Source data
-- Opening Marker --
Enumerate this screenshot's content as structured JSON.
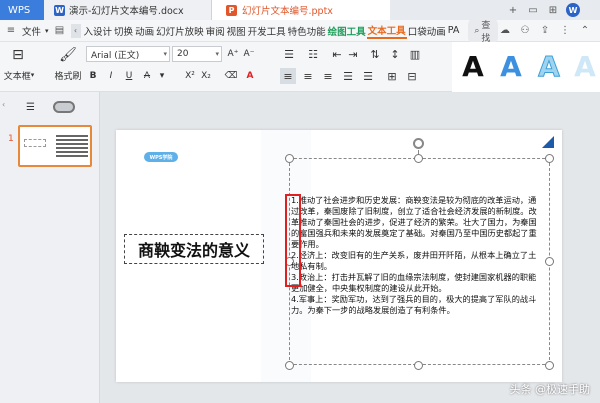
{
  "titlebar": {
    "app_tab": "WPS",
    "doc_tab": "演示-幻灯片文本编号.docx",
    "ppt_tab": "幻灯片文本编号.pptx",
    "w_badge": "W"
  },
  "menubar": {
    "file": "文件",
    "items": [
      "入设计",
      "切换",
      "动画",
      "幻灯片放映",
      "审阅",
      "视图",
      "开发工具",
      "特色功能"
    ],
    "drawing_tools": "绘图工具",
    "text_tools": "文本工具",
    "extra_items": [
      "口袋动画",
      "PA"
    ],
    "search": "查找"
  },
  "ribbon": {
    "textbox_label": "文本框",
    "format_painter": "格式刷",
    "font_name": "Arial (正文)",
    "font_size": "20",
    "bold": "B",
    "italic": "I",
    "underline": "U",
    "font_color": "A",
    "superscript": "X²",
    "subscript": "X₂",
    "increase_font": "A⁺",
    "decrease_font": "A⁻",
    "style_letter": "A"
  },
  "slide": {
    "badge": "WPS学院",
    "title": "商鞅变法的意义",
    "body": [
      "1.推动了社会进步和历史发展：商鞅变法是较为彻底的改革运动，通过改革，秦国废除了旧制度，创立了适合社会经济发展的新制度。改革推动了秦国社会的进步，促进了经济的繁荣。壮大了国力，为秦国的富国强兵和未来的发展奠定了基础。对秦国乃至中国历史都起了重要作用。",
      "2.经济上：改变旧有的生产关系，废井田开阡陌，从根本上确立了土地私有制。",
      "3.政治上：打击并瓦解了旧的血缘宗法制度，使封建国家机器的职能更加健全，中央集权制度的建设从此开始。",
      "4.军事上：奖励军功，达到了强兵的目的，极大的提高了军队的战斗力。为秦下一步的战略发展创造了有利条件。"
    ]
  },
  "thumbnail": {
    "slide_number": "1"
  },
  "watermark": "头条 @极速手助",
  "colors": {
    "accent_orange": "#e86a1e",
    "accent_green": "#1e9e5a",
    "wps_blue": "#3b7ddd",
    "highlight_red": "#e02020"
  }
}
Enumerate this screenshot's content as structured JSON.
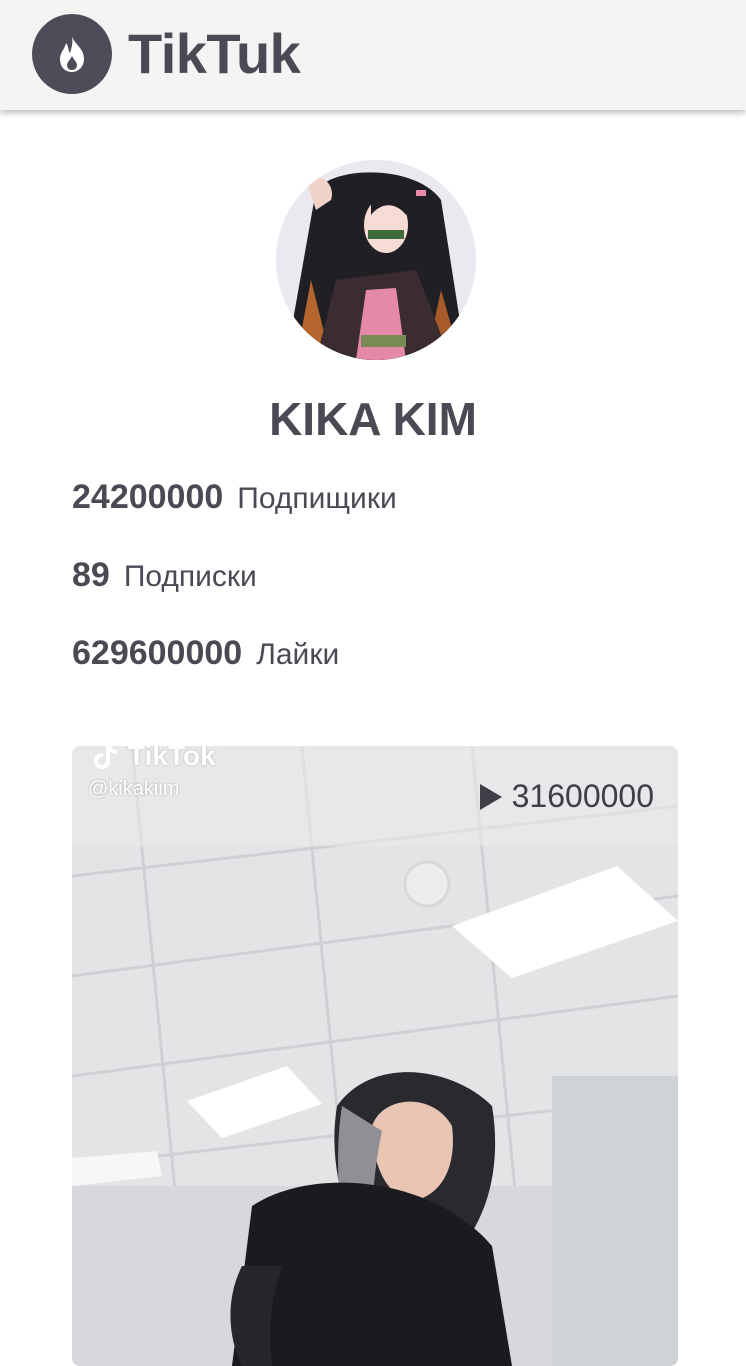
{
  "header": {
    "app_title": "TikTuk",
    "logo_icon": "flame-icon"
  },
  "profile": {
    "name": "KIKA KIM",
    "avatar": "avatar-illustration",
    "stats": [
      {
        "value": "24200000",
        "label": "Подпищики"
      },
      {
        "value": "89",
        "label": "Подписки"
      },
      {
        "value": "629600000",
        "label": "Лайки"
      }
    ]
  },
  "video": {
    "views": "31600000",
    "play_icon": "play-icon",
    "watermark_brand": "TikTok",
    "watermark_handle": "@kikakiim"
  },
  "colors": {
    "header_bg": "#f4f4f4",
    "logo_bg": "#4d4d59",
    "text": "#4a4a55"
  }
}
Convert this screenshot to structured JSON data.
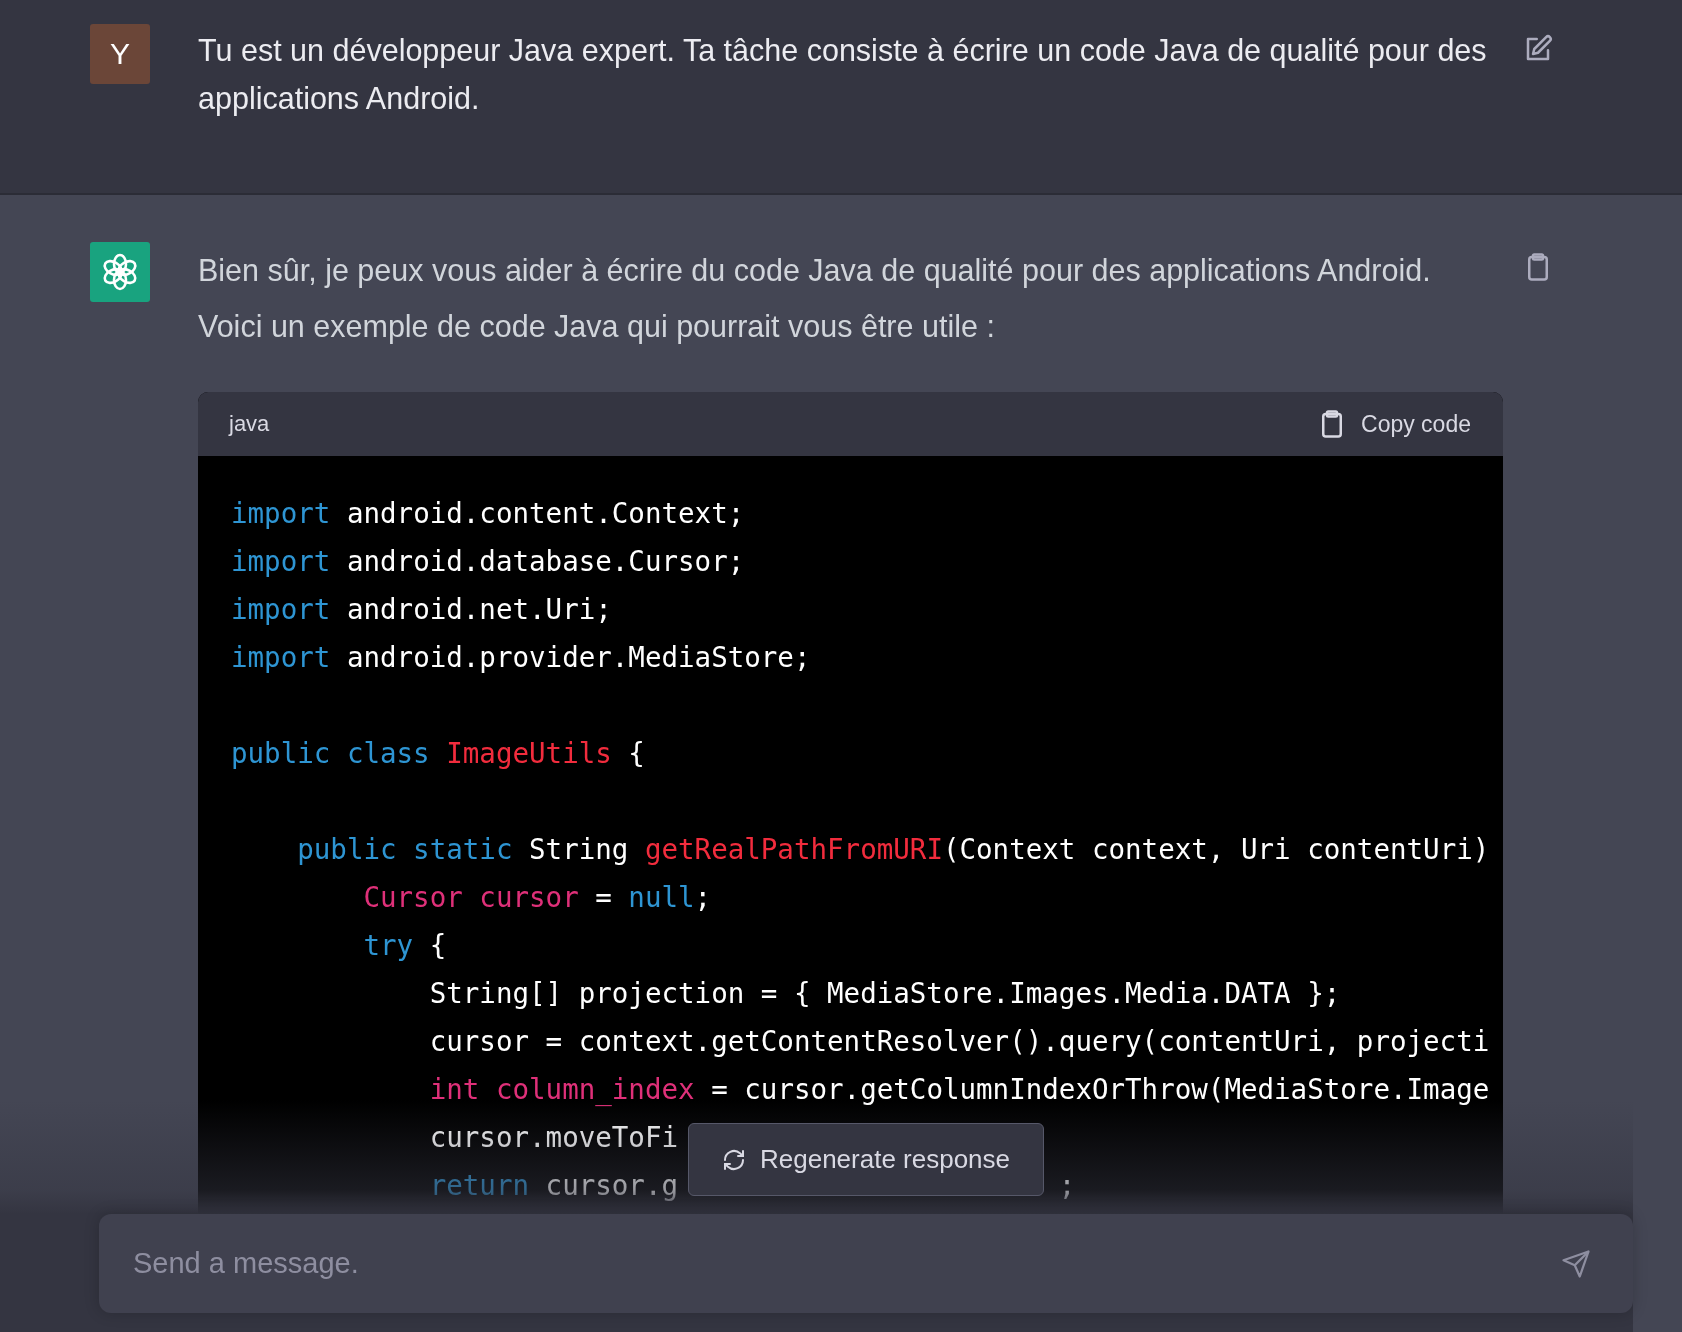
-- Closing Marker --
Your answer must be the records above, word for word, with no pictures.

* _Response to this task_:
Enumerate this screenshot's content as structured JSON.
{
  "titlebar": {
    "app_tab": "WPS",
    "doc_tab": "演示-幻灯片文本编号.docx",
    "ppt_tab": "幻灯片文本编号.pptx",
    "w_badge": "W"
  },
  "menubar": {
    "file": "文件",
    "items": [
      "入设计",
      "切换",
      "动画",
      "幻灯片放映",
      "审阅",
      "视图",
      "开发工具",
      "特色功能"
    ],
    "drawing_tools": "绘图工具",
    "text_tools": "文本工具",
    "extra_items": [
      "口袋动画",
      "PA"
    ],
    "search": "查找"
  },
  "ribbon": {
    "textbox_label": "文本框",
    "format_painter": "格式刷",
    "font_name": "Arial (正文)",
    "font_size": "20",
    "bold": "B",
    "italic": "I",
    "underline": "U",
    "font_color": "A",
    "superscript": "X²",
    "subscript": "X₂",
    "increase_font": "A⁺",
    "decrease_font": "A⁻",
    "style_letter": "A"
  },
  "slide": {
    "badge": "WPS学院",
    "title": "商鞅变法的意义",
    "body": [
      "1.推动了社会进步和历史发展：商鞅变法是较为彻底的改革运动，通过改革，秦国废除了旧制度，创立了适合社会经济发展的新制度。改革推动了秦国社会的进步，促进了经济的繁荣。壮大了国力，为秦国的富国强兵和未来的发展奠定了基础。对秦国乃至中国历史都起了重要作用。",
      "2.经济上：改变旧有的生产关系，废井田开阡陌，从根本上确立了土地私有制。",
      "3.政治上：打击并瓦解了旧的血缘宗法制度，使封建国家机器的职能更加健全，中央集权制度的建设从此开始。",
      "4.军事上：奖励军功，达到了强兵的目的，极大的提高了军队的战斗力。为秦下一步的战略发展创造了有利条件。"
    ]
  },
  "thumbnail": {
    "slide_number": "1"
  },
  "watermark": "头条 @极速手助",
  "colors": {
    "accent_orange": "#e86a1e",
    "accent_green": "#1e9e5a",
    "wps_blue": "#3b7ddd",
    "highlight_red": "#e02020"
  }
}
Enumerate this screenshot's content as structured JSON.
{
  "header": {
    "app_title": "TikTuk",
    "logo_icon": "flame-icon"
  },
  "profile": {
    "name": "KIKA KIM",
    "avatar": "avatar-illustration",
    "stats": [
      {
        "value": "24200000",
        "label": "Подпищики"
      },
      {
        "value": "89",
        "label": "Подписки"
      },
      {
        "value": "629600000",
        "label": "Лайки"
      }
    ]
  },
  "video": {
    "views": "31600000",
    "play_icon": "play-icon",
    "watermark_brand": "TikTok",
    "watermark_handle": "@kikakiim"
  },
  "colors": {
    "header_bg": "#f4f4f4",
    "logo_bg": "#4d4d59",
    "text": "#4a4a55"
  }
}
Convert this screenshot to structured JSON data.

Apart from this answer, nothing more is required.